Excerpts from an interface dataset:
^^^^

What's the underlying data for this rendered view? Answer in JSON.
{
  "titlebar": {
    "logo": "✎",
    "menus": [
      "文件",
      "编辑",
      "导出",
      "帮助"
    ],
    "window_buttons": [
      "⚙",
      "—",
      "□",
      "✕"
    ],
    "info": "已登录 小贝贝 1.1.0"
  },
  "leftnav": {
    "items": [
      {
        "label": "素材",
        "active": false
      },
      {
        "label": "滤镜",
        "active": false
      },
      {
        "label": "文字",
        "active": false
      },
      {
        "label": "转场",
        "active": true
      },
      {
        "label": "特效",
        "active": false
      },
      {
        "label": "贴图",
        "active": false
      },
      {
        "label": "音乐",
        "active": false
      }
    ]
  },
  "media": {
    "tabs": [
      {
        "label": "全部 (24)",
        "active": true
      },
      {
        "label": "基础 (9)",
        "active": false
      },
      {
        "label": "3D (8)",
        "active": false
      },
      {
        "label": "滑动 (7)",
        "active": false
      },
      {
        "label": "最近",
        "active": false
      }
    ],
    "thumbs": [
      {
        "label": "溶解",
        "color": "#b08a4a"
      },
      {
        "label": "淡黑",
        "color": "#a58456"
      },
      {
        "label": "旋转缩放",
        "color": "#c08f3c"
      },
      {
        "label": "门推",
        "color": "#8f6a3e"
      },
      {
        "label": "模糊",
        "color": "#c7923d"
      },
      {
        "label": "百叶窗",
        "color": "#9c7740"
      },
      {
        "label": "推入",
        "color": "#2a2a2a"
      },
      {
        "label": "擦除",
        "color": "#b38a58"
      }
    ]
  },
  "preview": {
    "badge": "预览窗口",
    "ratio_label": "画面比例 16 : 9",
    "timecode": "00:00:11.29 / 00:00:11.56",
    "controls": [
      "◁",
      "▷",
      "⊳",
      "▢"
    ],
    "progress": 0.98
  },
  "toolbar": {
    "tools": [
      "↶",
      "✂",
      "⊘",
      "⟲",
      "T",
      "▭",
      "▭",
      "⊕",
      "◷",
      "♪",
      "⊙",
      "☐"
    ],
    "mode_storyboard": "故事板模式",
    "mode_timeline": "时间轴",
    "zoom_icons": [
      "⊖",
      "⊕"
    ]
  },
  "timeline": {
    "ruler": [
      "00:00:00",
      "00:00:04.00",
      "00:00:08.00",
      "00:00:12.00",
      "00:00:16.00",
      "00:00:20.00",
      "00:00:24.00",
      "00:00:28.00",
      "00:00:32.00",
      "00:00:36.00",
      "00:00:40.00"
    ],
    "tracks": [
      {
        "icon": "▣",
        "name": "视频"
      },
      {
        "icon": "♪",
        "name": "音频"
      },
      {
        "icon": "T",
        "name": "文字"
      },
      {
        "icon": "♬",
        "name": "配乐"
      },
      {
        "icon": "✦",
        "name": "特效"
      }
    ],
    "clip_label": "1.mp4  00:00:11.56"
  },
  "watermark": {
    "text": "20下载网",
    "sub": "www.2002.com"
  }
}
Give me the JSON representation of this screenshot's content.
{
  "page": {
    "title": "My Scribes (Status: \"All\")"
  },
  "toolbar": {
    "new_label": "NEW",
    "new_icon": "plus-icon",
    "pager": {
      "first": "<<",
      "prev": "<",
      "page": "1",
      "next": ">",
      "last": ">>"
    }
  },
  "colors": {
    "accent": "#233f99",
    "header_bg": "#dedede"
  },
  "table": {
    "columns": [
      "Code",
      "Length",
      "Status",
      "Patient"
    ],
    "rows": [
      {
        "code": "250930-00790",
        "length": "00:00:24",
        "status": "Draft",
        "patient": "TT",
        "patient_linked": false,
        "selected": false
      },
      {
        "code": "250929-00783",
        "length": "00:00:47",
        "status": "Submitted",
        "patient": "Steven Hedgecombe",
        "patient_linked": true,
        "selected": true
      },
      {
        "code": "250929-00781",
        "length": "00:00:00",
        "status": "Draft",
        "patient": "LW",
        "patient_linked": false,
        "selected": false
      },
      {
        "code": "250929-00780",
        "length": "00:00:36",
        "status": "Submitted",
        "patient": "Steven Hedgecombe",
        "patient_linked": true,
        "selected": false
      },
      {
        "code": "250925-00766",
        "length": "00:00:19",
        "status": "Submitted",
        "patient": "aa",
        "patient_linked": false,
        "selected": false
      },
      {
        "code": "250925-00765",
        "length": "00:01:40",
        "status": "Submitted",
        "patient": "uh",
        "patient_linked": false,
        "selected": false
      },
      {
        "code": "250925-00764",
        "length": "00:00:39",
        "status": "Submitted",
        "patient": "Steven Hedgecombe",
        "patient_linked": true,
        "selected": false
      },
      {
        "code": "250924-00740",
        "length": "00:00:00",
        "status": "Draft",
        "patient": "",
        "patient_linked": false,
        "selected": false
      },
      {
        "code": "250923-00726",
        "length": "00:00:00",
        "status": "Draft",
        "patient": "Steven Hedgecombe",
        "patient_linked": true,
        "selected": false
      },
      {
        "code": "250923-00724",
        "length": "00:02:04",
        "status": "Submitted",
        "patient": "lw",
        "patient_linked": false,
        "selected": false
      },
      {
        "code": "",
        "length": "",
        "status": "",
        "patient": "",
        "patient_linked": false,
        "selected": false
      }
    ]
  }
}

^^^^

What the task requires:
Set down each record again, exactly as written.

Answer section:
What's the underlying data for this rendered view? Answer in JSON.
{
  "titlebar": {
    "logo": "✎",
    "menus": [
      "文件",
      "编辑",
      "导出",
      "帮助"
    ],
    "window_buttons": [
      "⚙",
      "—",
      "□",
      "✕"
    ],
    "info": "已登录 小贝贝 1.1.0"
  },
  "leftnav": {
    "items": [
      {
        "label": "素材",
        "active": false
      },
      {
        "label": "滤镜",
        "active": false
      },
      {
        "label": "文字",
        "active": false
      },
      {
        "label": "转场",
        "active": true
      },
      {
        "label": "特效",
        "active": false
      },
      {
        "label": "贴图",
        "active": false
      },
      {
        "label": "音乐",
        "active": false
      }
    ]
  },
  "media": {
    "tabs": [
      {
        "label": "全部 (24)",
        "active": true
      },
      {
        "label": "基础 (9)",
        "active": false
      },
      {
        "label": "3D (8)",
        "active": false
      },
      {
        "label": "滑动 (7)",
        "active": false
      },
      {
        "label": "最近",
        "active": false
      }
    ],
    "thumbs": [
      {
        "label": "溶解",
        "color": "#b08a4a"
      },
      {
        "label": "淡黑",
        "color": "#a58456"
      },
      {
        "label": "旋转缩放",
        "color": "#c08f3c"
      },
      {
        "label": "门推",
        "color": "#8f6a3e"
      },
      {
        "label": "模糊",
        "color": "#c7923d"
      },
      {
        "label": "百叶窗",
        "color": "#9c7740"
      },
      {
        "label": "推入",
        "color": "#2a2a2a"
      },
      {
        "label": "擦除",
        "color": "#b38a58"
      }
    ]
  },
  "preview": {
    "badge": "预览窗口",
    "ratio_label": "画面比例 16 : 9",
    "timecode": "00:00:11.29 / 00:00:11.56",
    "controls": [
      "◁",
      "▷",
      "⊳",
      "▢"
    ],
    "progress": 0.98
  },
  "toolbar": {
    "tools": [
      "↶",
      "✂",
      "⊘",
      "⟲",
      "T",
      "▭",
      "▭",
      "⊕",
      "◷",
      "♪",
      "⊙",
      "☐"
    ],
    "mode_storyboard": "故事板模式",
    "mode_timeline": "时间轴",
    "zoom_icons": [
      "⊖",
      "⊕"
    ]
  },
  "timeline": {
    "ruler": [
      "00:00:00",
      "00:00:04.00",
      "00:00:08.00",
      "00:00:12.00",
      "00:00:16.00",
      "00:00:20.00",
      "00:00:24.00",
      "00:00:28.00",
      "00:00:32.00",
      "00:00:36.00",
      "00:00:40.00"
    ],
    "tracks": [
      {
        "icon": "▣",
        "name": "视频"
      },
      {
        "icon": "♪",
        "name": "音频"
      },
      {
        "icon": "T",
        "name": "文字"
      },
      {
        "icon": "♬",
        "name": "配乐"
      },
      {
        "icon": "✦",
        "name": "特效"
      }
    ],
    "clip_label": "1.mp4  00:00:11.56"
  },
  "watermark": {
    "text": "20下载网",
    "sub": "www.2002.com"
  }
}
Give me the JSON representation of this screenshot's content.
{
  "page": {
    "title": "My Scribes (Status: \"All\")"
  },
  "toolbar": {
    "new_label": "NEW",
    "new_icon": "plus-icon",
    "pager": {
      "first": "<<",
      "prev": "<",
      "page": "1",
      "next": ">",
      "last": ">>"
    }
  },
  "colors": {
    "accent": "#233f99",
    "header_bg": "#dedede"
  },
  "table": {
    "columns": [
      "Code",
      "Length",
      "Status",
      "Patient"
    ],
    "rows": [
      {
        "code": "250930-00790",
        "length": "00:00:24",
        "status": "Draft",
        "patient": "TT",
        "patient_linked": false,
        "selected": false
      },
      {
        "code": "250929-00783",
        "length": "00:00:47",
        "status": "Submitted",
        "patient": "Steven Hedgecombe",
        "patient_linked": true,
        "selected": true
      },
      {
        "code": "250929-00781",
        "length": "00:00:00",
        "status": "Draft",
        "patient": "LW",
        "patient_linked": false,
        "selected": false
      },
      {
        "code": "250929-00780",
        "length": "00:00:36",
        "status": "Submitted",
        "patient": "Steven Hedgecombe",
        "patient_linked": true,
        "selected": false
      },
      {
        "code": "250925-00766",
        "length": "00:00:19",
        "status": "Submitted",
        "patient": "aa",
        "patient_linked": false,
        "selected": false
      },
      {
        "code": "250925-00765",
        "length": "00:01:40",
        "status": "Submitted",
        "patient": "uh",
        "patient_linked": false,
        "selected": false
      },
      {
        "code": "250925-00764",
        "length": "00:00:39",
        "status": "Submitted",
        "patient": "Steven Hedgecombe",
        "patient_linked": true,
        "selected": false
      },
      {
        "code": "250924-00740",
        "length": "00:00:00",
        "status": "Draft",
        "patient": "",
        "patient_linked": false,
        "selected": false
      },
      {
        "code": "250923-00726",
        "length": "00:00:00",
        "status": "Draft",
        "patient": "Steven Hedgecombe",
        "patient_linked": true,
        "selected": false
      },
      {
        "code": "250923-00724",
        "length": "00:02:04",
        "status": "Submitted",
        "patient": "lw",
        "patient_linked": false,
        "selected": false
      },
      {
        "code": "",
        "length": "",
        "status": "",
        "patient": "",
        "patient_linked": false,
        "selected": false
      }
    ]
  }
}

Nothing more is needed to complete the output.